Students Vote in Favor of Divestment from Fossil Fuels
Issue   |   Wed, 04/06/2016 - 01:14

Students voted in a college-wide poll on whether or not to divest the college’s endowment holdings from the fossil fuel industry on Sunday, April 3. Out of the 627 respondents, which comprise more than a third of the student body, 73 percent voted in favor of divestment.

The poll was conducted by the Association of Amherst Students on behalf of Divest Amherst, a student-run advocacy group that calls for the college’s board of trustees to divest the college’s endowment from the fossil fuel industry. The survey comes after Divest Amherst organized several days of tabling, a photo campaign and other methods of reaching the student body.
According to Kelly Missett ’19, a member of Divest Amherst who was heavily involved in tabling and outreach efforts, the results of the poll are intended to bolster Divest Amherst’s position in appealing to the board of trustees.

“We haven’t surveyed the student body about divestment since 2013,” Missett said in an email interview. “Although that poll generated extremely supportive results, with 88 percent of voters supporting divestment, many of those students have since graduated. We wanted to see what the current student body thinks.”

“The board is so invested in fossil fuels … it has no real reason to change, [if] there’s 15 students asking for change,” Raymond Surya ’19, another student involved in Divest Amherst, said. “[This poll] is showing that the whole student body supports [change].”

Missett also said that in recent years, Divest Amherst has increased its scope from targeting coal to seeking divestment from the entire fossil fuel industry.

Divest Amherst will also use the results of the poll in petitioning the town of Amherst to support their position, Surya said. In May, when the elected Town Meeting members will vote on petitions submitted to the town government, Divest Amherst intends to give a presentation about its campaign in an effort to have the members vote to show support for Divest Amherst. The Amherst Town Meeting is currently the legislative body of the Town of Amherst.

“That’s something that, to our knowledge, no divestment campaign has done,” Surya said.

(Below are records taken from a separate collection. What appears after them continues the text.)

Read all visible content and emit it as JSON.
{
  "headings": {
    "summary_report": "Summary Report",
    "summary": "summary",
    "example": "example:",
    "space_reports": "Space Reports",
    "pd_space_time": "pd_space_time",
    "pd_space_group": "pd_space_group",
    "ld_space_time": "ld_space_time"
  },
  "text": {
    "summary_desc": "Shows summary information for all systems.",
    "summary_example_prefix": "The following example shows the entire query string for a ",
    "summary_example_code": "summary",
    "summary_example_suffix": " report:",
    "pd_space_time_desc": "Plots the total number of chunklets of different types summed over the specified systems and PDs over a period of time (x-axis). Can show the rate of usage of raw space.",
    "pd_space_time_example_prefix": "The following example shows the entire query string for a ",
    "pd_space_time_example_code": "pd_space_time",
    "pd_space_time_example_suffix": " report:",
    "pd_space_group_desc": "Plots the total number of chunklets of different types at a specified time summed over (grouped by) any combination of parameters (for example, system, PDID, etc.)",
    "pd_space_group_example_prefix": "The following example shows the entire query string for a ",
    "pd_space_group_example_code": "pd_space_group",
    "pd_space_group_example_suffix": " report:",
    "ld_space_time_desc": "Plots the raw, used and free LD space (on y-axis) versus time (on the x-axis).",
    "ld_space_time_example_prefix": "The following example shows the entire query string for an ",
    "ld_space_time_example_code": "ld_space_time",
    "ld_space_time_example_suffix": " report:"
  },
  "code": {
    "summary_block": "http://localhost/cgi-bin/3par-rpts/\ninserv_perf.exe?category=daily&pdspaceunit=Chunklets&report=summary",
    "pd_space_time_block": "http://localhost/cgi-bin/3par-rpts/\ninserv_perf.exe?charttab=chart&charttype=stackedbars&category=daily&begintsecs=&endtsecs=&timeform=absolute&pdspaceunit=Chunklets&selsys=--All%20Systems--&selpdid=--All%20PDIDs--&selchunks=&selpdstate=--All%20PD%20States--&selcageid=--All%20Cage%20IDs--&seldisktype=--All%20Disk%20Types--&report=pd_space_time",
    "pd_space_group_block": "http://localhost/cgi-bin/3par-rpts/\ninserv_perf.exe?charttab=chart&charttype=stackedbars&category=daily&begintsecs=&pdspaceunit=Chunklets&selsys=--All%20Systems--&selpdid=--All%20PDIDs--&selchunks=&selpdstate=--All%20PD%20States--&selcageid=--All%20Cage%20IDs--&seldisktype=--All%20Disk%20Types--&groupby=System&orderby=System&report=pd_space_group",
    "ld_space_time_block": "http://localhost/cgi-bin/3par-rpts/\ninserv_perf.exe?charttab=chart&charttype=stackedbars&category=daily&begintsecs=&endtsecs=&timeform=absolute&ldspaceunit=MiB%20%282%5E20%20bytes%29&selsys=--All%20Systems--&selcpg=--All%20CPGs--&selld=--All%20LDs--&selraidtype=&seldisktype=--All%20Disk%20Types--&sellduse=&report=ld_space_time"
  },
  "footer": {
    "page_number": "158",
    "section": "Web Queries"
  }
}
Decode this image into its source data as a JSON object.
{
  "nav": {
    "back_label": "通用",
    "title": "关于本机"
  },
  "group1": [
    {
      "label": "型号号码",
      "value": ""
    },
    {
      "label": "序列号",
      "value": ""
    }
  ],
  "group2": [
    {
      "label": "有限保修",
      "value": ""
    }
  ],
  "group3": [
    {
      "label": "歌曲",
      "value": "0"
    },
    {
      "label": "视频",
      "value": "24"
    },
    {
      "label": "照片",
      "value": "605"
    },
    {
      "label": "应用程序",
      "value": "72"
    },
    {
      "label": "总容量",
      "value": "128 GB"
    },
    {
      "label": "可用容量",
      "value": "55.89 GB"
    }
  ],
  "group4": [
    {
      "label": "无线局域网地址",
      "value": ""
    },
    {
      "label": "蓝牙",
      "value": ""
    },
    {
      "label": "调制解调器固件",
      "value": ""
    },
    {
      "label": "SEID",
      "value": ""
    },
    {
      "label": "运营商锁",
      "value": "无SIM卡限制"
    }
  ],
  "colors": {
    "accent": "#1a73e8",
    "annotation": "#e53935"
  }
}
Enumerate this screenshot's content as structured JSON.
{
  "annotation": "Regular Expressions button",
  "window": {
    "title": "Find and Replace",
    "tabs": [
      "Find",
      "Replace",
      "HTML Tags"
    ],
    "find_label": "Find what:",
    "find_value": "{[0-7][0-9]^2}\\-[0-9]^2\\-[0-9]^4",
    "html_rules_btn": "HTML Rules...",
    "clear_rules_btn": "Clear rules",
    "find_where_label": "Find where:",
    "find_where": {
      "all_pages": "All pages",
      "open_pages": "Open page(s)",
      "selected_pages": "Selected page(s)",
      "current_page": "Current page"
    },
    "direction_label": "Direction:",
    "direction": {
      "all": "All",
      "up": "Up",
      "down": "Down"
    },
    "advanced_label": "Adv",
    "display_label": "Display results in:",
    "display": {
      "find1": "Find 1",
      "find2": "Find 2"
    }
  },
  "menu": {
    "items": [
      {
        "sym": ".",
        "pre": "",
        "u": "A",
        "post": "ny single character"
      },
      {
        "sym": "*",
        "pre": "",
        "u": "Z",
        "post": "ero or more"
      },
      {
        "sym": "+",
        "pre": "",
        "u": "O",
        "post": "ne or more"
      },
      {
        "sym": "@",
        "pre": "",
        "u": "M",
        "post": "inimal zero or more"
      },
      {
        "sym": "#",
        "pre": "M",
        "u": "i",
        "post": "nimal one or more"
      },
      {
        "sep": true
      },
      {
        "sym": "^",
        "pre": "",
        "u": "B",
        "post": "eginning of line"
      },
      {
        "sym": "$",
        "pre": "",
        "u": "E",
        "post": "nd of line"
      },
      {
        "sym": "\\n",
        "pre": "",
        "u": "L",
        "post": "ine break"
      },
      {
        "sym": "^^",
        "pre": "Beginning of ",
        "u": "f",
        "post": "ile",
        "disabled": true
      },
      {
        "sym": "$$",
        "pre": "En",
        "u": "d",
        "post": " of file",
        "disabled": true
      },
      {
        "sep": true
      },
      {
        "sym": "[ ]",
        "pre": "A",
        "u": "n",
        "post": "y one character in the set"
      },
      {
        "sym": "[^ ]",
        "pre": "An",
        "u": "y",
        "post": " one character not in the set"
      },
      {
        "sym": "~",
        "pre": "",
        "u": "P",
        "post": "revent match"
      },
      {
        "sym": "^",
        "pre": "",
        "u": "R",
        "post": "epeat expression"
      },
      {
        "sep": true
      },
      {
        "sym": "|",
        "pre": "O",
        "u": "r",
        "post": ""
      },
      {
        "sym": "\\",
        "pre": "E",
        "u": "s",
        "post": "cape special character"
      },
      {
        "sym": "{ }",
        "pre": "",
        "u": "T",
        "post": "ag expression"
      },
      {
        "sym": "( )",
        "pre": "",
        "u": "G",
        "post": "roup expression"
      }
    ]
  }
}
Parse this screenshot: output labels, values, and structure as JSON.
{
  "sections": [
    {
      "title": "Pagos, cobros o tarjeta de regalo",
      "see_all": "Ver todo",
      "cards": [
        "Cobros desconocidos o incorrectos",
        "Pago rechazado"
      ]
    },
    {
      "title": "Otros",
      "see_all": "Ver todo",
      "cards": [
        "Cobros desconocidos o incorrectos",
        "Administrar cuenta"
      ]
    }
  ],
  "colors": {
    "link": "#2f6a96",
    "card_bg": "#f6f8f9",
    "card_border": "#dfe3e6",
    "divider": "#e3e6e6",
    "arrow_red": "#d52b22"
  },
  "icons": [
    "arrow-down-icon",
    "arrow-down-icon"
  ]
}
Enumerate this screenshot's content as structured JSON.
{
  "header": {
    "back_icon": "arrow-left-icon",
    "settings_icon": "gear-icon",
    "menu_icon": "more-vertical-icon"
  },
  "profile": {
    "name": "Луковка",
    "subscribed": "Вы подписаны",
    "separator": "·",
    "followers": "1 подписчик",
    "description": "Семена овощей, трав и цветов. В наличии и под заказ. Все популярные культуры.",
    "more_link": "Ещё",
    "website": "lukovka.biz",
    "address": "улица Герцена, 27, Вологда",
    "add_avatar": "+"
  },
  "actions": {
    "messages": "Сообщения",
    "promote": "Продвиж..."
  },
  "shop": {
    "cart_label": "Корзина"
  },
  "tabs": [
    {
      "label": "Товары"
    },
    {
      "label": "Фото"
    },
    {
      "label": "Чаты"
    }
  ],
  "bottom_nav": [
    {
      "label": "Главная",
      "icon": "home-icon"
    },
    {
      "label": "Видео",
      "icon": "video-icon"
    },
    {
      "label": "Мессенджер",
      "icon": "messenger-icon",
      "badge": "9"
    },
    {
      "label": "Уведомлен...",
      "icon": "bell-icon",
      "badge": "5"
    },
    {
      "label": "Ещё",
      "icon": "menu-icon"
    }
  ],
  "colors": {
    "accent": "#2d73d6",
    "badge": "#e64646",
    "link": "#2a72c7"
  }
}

The poll regarding divesting from coal was administered in April 2013. In February 2015, the board of trustees released its “Statement on Sustainability and Investment Policy,” which states that the college has no direct investment in coal but does not intend to divest from fossil fuels. The statement expressed support for efforts toward a carbon-neutral footprint.

The student body poll is the latest in a series of actions that Divest Amherst has taken to further its cause. In October of last year, Divest Amherst held a rally to urge the board of trustees to divest from fossil fuels following a talk by environmentalist and author Naomi Klein. Later that month, the group held an event, “Homecoming Teach-In,” which aimed to provide more information and education on divestment to the student body.

According to Surya, the divestment movement was a part of the Green Amherst Project, a student-run environmentalist group, until Divest Amherst split off at the end of last year.

“Putting recycling bins in dorms, putting signs next to elevators, that’s great, but we think that in order to make a real impact, we also have to make a political statement,” Surya said. “I think the difference between Divest Amherst and other green organizations like GAP [Green Amherst Project] is that we’re agitational — we’re not necessarily working through the system, but working around the system, to change the system that Amherst has in investing money.”

According to Ben Walker ’16, one of the Divest Amherst leaders, the movement is currently focused on getting the board of trustees to commit to environmentalism through its actions, to “put its money where its mouth is.”

Missett said that members of Divest Amherst hope that the poll results will urge the board of trustees to review its stance on divestment from fossil fuels.

“Although this poll itself will not enable the College to divest, we hope that it will convince the board of trustees that divestment [is] supported enough on campus that they should reconsider their position,” Missett said.